Ordinary spider silk is about one-fifth the diameter of human hair. Because of the web’s strength, elasticity and ability to withstand high altitudes and sudden temperature changes, it’s ideal for precision optical instruments and allows them to be used on land or sea or in the sky in any part of the world with no variation in their delicate spider-line accuracy.
Fine as the usual strand is, however, Mrs. Songer often gets orders for even finer web. She then goes to the baby spiders for her silking. When thinner strands are needed for the most precise instruments, she splits the baby spiders’ silk into strands that are almost invisible to the naked eye. She can, and frequently does, split strands down to 5/100,000ths of an inch. For this microscopic work, she prefers the web of a six-week-old Green Lynx spider.
Her splitting technique is based on the anatomy of the spider’s spinning machinery. The silk glands of the spider are clustered like grapes inside the tip of its body. They connect with the spinnerets at the tip. Inside the glands, the silk is in a liquid state. Upon contact with air, this liquid turns into webbing. To split the web, Mrs. Songer keeps snagging at the silk exuding from the spider’s body with a dissecting needle until the web separates into more strands. She pulls these apart without breaking.
For web strong enough to use in high-altitude bombers, she twists three to five strands of Black Widow silk into a single strand, For this neat trick, she uses a homemade gadget that weaves the silk together as it exudes from several spiders at the same time.
Each captive spider’s strand of silk is attached to a knob on a wheel of her gadget. She rotates the wheel and slowly draws away from her spiders to twine their strands uniformly into a single heavier one.
With each type of instrument demanding a different kind of web, Mrs. Songer must keep at least 50 working spiders on hand at all times. During the summer she works the Green Lynx and Golden Garden spiders. As these adults die in the fall, she uses their young, and the Black Widow spider, for winter work.
Operating costs are practically nil. Mrs. Songer feeds her spiders insects that are plentiful and easy to breed. The bottles she uses as homes for her spiders are discarded food jars covered with cloth. The wooden shipping boxes for packaging the spooled web are expensive, since she had to have them specially designed. Manufacturers, though, return these boxes to her, so that she can use them over and over.
Mrs. Songer makes about $200 a month from her spidery. Some small concerns buy an average of only 100 feet of web a year but larger concerns often buy 400 feet a month.
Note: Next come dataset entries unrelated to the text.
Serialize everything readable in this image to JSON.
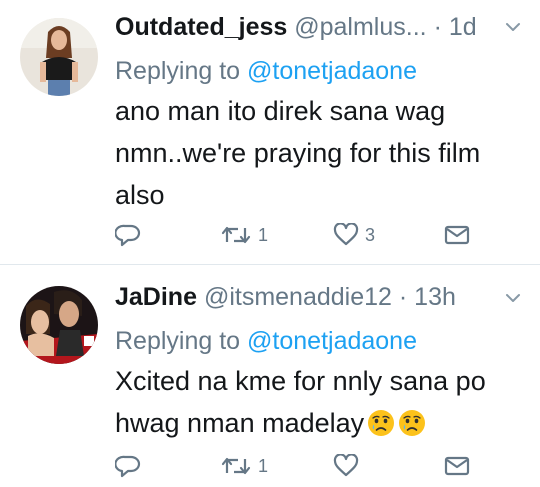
{
  "tweets": [
    {
      "name": "Outdated_jess",
      "handle": "@palmlus...",
      "separator": "·",
      "time": "1d",
      "replying_prefix": "Replying to",
      "replying_handle": "@tonetjadaone",
      "body_lines": [
        "ano man ito direk sana wag",
        "nmn..we're praying for this film",
        "also"
      ],
      "retweet_count": "1",
      "like_count": "3"
    },
    {
      "name": "JaDine",
      "handle": "@itsmenaddie12",
      "separator": "·",
      "time": "13h",
      "replying_prefix": "Replying to",
      "replying_handle": "@tonetjadaone",
      "body_lines": [
        "Xcited na kme for nnly sana po",
        "hwag nman madelay"
      ],
      "emojis": [
        "crying-face",
        "crying-face"
      ],
      "retweet_count": "1",
      "like_count": ""
    }
  ],
  "colors": {
    "text": "#14171a",
    "secondary": "#657786",
    "link": "#1da1f2",
    "divider": "#e1e8ed"
  },
  "icons": [
    "reply-icon",
    "retweet-icon",
    "like-icon",
    "direct-message-icon",
    "chevron-down-icon"
  ]
}
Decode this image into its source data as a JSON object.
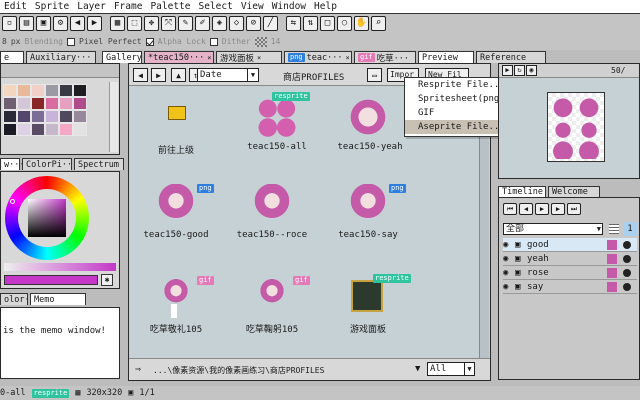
{
  "menu": [
    "Edit",
    "Sprite",
    "Layer",
    "Frame",
    "Palette",
    "Select",
    "View",
    "Window",
    "Help"
  ],
  "context_bar": {
    "brush_size": "8",
    "brush_unit": "px",
    "blending_label": "Blending",
    "pixel_perfect_label": "Pixel Perfect",
    "alpha_lock_label": "Alpha Lock",
    "dither_label": "Dither",
    "dither_value": "14"
  },
  "doc_tabs": [
    {
      "label": "e",
      "active": true
    },
    {
      "label": "Auxiliary···",
      "active": false
    },
    {
      "label": "Gallery",
      "active": true
    },
    {
      "label": "*teac150···",
      "active": false
    },
    {
      "label": "游戏面板",
      "active": false
    },
    {
      "label": "teac···",
      "badge": "png",
      "active": false
    },
    {
      "label": "吃草···",
      "badge": "gif",
      "active": false
    },
    {
      "label": "Preview",
      "active": true
    },
    {
      "label": "Reference",
      "active": false
    }
  ],
  "color_tabs": [
    "w···",
    "ColorPi···",
    "Spectrum"
  ],
  "memo_tabs": [
    "olor···",
    "Memo"
  ],
  "memo_text": "is the memo window!",
  "gallery": {
    "sort_value": "Date",
    "location_label": "商店PROFILES",
    "import_label": "Impor",
    "new_label": "New Fil",
    "items": [
      {
        "label": "前往上级",
        "type": "folder",
        "badge": ""
      },
      {
        "label": "teac150-all",
        "type": "sprite",
        "badge": "resprite"
      },
      {
        "label": "teac150-yeah",
        "type": "sprite",
        "badge": ""
      },
      {
        "label": "teac150-good",
        "type": "sprite",
        "badge": "png"
      },
      {
        "label": "teac150--roce",
        "type": "sprite",
        "badge": ""
      },
      {
        "label": "teac150-say",
        "type": "sprite",
        "badge": "png"
      },
      {
        "label": "吃草敬礼105",
        "type": "sprite",
        "badge": "gif"
      },
      {
        "label": "吃草鞠躬105",
        "type": "sprite",
        "badge": "gif"
      },
      {
        "label": "游戏面板",
        "type": "panel",
        "badge": "resprite"
      }
    ],
    "path": "...\\像素资源\\我的像素画练习\\商店PROFILES",
    "filter_value": "All"
  },
  "context_menu": {
    "items": [
      {
        "label": "Resprite File...",
        "submenu": false,
        "highlight": false
      },
      {
        "label": "Spritesheet(png)",
        "submenu": true,
        "highlight": false
      },
      {
        "label": "GIF",
        "submenu": true,
        "highlight": false
      },
      {
        "label": "Aseprite File...",
        "submenu": false,
        "highlight": true
      }
    ]
  },
  "preview": {
    "zoom": "50/"
  },
  "timeline": {
    "tabs": [
      "Timeline",
      "Welcome"
    ],
    "group": "全部",
    "frame_number": "1",
    "layers": [
      "good",
      "yeah",
      "rose",
      "say"
    ]
  },
  "status": {
    "file": "0-all",
    "badge": "resprite",
    "size": "320x320",
    "frame": "1/1"
  },
  "colors": {
    "accent_resprite": "#2ec4a0",
    "accent_png": "#2f7fe0",
    "accent_gif": "#e57ab6",
    "hair": "#c45aa8"
  }
}
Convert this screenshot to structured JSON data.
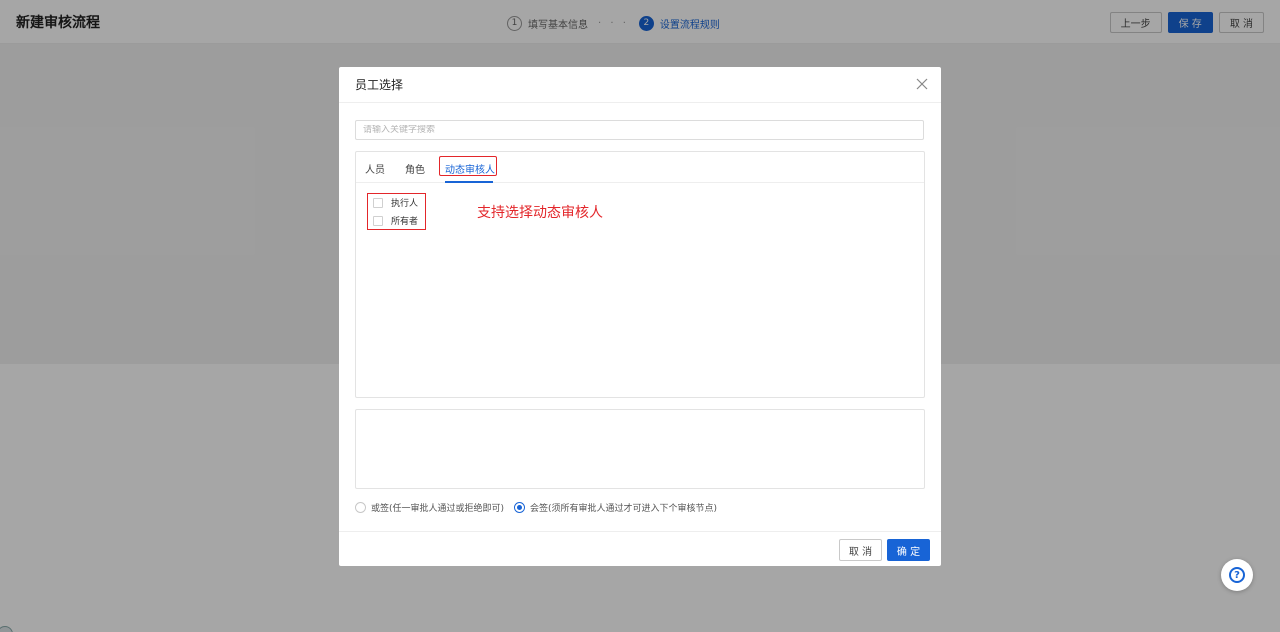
{
  "page": {
    "title": "新建审核流程",
    "steps": [
      {
        "num": "1",
        "label": "填写基本信息"
      },
      {
        "num": "2",
        "label": "设置流程规则"
      }
    ],
    "step_separator": "· · ·",
    "actions": {
      "prev": "上一步",
      "save": "保 存",
      "cancel": "取 消"
    }
  },
  "modal": {
    "title": "员工选择",
    "search_placeholder": "请输入关键字搜索",
    "tabs": [
      "人员",
      "角色",
      "动态审核人"
    ],
    "options": [
      "执行人",
      "所有者"
    ],
    "annotation": "支持选择动态审核人",
    "radios": [
      {
        "label": "或签(任一审批人通过或拒绝即可)",
        "checked": false
      },
      {
        "label": "会签(须所有审批人通过才可进入下个审核节点)",
        "checked": true
      }
    ],
    "footer": {
      "cancel": "取 消",
      "confirm": "确 定"
    }
  },
  "help": {
    "symbol": "?"
  },
  "colors": {
    "primary": "#1864d6",
    "annotation": "#e3262a"
  }
}
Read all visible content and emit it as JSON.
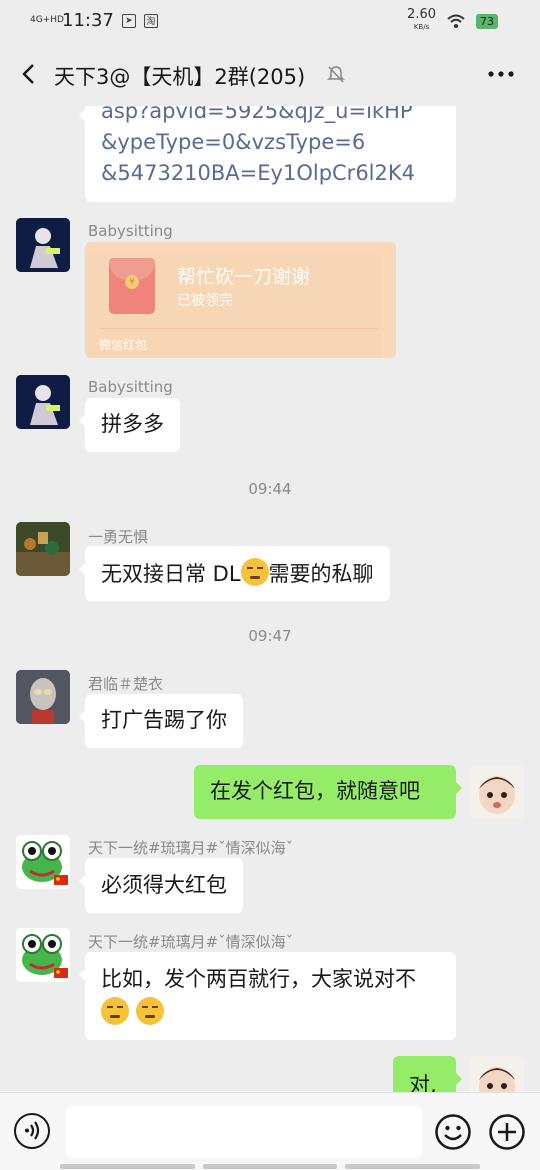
{
  "status_bar": {
    "network": "4G+HD",
    "time": "11:37",
    "speed_value": "2.60",
    "speed_unit": "KB/s",
    "battery": "73"
  },
  "header": {
    "title": "天下3@【天机】2群(205)"
  },
  "messages": {
    "m0": {
      "lines": [
        "asp?apvid=5925&qjz_u=ikHP",
        "&ypeType=0&vzsType=6",
        "&5473210BA=Ey1OlpCr6l2K4"
      ]
    },
    "m1": {
      "sender": "Babysitting",
      "red_packet_title": "帮忙砍一刀谢谢",
      "red_packet_status": "已被领完",
      "red_packet_footer": "微信红包"
    },
    "m2": {
      "sender": "Babysitting",
      "text": "拼多多"
    },
    "t1": "09:44",
    "m3": {
      "sender": "一勇无惧",
      "text_a": "无双接日常 DL",
      "text_b": "需要的私聊"
    },
    "t2": "09:47",
    "m4": {
      "sender": "君临＃楚衣",
      "text": "打广告踢了你"
    },
    "m5": {
      "text": "在发个红包，就随意吧"
    },
    "m6": {
      "sender": "天下一统#琉璃月#ˇ情深似海ˇ",
      "text": "必须得大红包"
    },
    "m7": {
      "sender": "天下一统#琉璃月#ˇ情深似海ˇ",
      "text": "比如，发个两百就行，大家说对不"
    },
    "m8": {
      "text": "对,"
    }
  },
  "input_bar": {
    "value": ""
  },
  "colors": {
    "background": "#ededed",
    "my_bubble": "#95ec69",
    "other_bubble": "#ffffff",
    "red_packet": "#f9d4b0"
  }
}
When there is a shortage of spiders in her plant, Mrs. Songer picks up her field glasses and a supply of small glass jars and goes off into the woods on a spider hunt. When she spots a spider through her binoculars she carefully snares it in a jar.
To feed her brood, Mrs. Songer breeds a mess of fruit flies in a large jar. At feeding time, she pokes a long glass-and-rubber tube through the gauze covering of the jar. With a small rubber hose attached to the other end of the tube, she sucks up some of the flies into the glass tubing. A cotton filter prevents the flies from being sucked into her mouth. She then pokes the glass tube into a spider’s jar and blows out the flies—right into the spider’s glass-bottle parlor.
At night when moths come beating on her screens trying to fly into the lights, Mrs. Songer is more hospitable than most women. She lets them in—then feeds them to her spiders.
The spider Mrs. Songer invited to “come into her parlor” didn’t know what he was letting himself in for. Now Mrs. Songer has hundreds of other spiders in her parlor—all busy getting into shape, so that they can spin her a finer career in cobwebs. •